WHAT TO PRODUCE
Lines with the string "player" in the data below: report how many there are, and write nothing but the number.
*** Opening of RECORDS ***
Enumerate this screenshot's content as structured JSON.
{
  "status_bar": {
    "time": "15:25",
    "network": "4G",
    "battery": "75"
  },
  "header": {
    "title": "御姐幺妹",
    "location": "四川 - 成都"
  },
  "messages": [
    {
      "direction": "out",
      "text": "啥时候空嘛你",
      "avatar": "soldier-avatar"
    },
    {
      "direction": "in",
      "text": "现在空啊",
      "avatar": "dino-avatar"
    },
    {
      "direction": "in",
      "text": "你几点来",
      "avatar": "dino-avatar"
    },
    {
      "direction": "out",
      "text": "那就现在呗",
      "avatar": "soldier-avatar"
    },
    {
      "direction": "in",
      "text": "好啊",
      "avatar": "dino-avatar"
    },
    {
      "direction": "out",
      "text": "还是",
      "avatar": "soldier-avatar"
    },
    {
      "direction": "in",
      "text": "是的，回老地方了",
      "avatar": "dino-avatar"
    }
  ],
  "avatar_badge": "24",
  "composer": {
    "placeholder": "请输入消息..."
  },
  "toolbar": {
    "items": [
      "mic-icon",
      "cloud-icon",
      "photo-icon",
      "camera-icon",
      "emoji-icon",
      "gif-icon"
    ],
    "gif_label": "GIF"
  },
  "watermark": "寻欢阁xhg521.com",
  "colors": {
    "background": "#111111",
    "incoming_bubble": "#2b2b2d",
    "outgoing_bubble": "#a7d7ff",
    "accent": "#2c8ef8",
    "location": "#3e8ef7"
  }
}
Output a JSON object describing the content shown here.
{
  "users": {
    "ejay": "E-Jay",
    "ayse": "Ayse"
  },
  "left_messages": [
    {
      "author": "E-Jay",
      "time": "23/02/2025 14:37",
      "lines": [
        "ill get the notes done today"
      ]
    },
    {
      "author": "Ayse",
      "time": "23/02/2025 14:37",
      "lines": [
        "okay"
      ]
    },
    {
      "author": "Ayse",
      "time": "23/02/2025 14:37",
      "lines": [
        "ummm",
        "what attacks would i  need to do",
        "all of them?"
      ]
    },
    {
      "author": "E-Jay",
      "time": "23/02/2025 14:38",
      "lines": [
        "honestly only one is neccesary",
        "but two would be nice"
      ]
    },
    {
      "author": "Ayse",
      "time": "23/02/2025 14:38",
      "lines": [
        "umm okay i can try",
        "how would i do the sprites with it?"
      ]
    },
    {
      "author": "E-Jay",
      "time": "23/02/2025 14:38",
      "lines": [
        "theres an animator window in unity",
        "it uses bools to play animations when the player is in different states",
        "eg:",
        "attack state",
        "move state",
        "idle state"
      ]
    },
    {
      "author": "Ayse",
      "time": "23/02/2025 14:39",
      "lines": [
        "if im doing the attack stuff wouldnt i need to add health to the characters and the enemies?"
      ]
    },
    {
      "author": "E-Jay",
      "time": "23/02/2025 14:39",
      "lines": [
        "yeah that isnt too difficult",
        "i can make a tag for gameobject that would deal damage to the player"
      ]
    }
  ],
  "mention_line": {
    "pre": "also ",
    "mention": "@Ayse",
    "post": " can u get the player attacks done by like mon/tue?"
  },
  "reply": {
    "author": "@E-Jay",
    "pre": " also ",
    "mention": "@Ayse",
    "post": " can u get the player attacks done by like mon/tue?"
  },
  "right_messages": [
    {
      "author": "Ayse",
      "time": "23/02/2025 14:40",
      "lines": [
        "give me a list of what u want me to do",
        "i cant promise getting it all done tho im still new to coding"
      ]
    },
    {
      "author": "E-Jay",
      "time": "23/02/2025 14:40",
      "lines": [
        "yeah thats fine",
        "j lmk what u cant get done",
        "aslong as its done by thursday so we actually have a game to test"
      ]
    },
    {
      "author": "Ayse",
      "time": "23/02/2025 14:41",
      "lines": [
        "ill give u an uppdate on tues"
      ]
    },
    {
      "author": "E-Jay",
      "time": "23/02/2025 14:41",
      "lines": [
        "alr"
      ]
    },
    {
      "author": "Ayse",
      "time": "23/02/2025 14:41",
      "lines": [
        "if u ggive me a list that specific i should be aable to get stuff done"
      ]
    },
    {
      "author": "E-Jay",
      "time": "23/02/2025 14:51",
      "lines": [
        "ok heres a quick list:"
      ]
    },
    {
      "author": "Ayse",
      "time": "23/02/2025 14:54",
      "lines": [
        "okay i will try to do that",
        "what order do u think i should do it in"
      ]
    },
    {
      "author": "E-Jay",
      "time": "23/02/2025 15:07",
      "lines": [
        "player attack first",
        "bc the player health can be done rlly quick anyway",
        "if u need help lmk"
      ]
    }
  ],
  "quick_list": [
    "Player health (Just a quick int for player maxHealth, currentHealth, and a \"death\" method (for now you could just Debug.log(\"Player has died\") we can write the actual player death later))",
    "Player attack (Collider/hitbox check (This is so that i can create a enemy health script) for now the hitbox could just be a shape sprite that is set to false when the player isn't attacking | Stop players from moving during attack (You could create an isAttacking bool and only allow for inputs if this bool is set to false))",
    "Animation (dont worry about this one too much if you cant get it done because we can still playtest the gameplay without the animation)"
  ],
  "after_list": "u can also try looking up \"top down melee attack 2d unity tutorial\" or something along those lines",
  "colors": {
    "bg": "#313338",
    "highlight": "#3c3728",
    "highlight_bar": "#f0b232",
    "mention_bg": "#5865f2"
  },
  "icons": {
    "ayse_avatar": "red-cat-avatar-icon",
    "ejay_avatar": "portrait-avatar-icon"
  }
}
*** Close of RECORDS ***
SOLUTION TO THIS TASK
8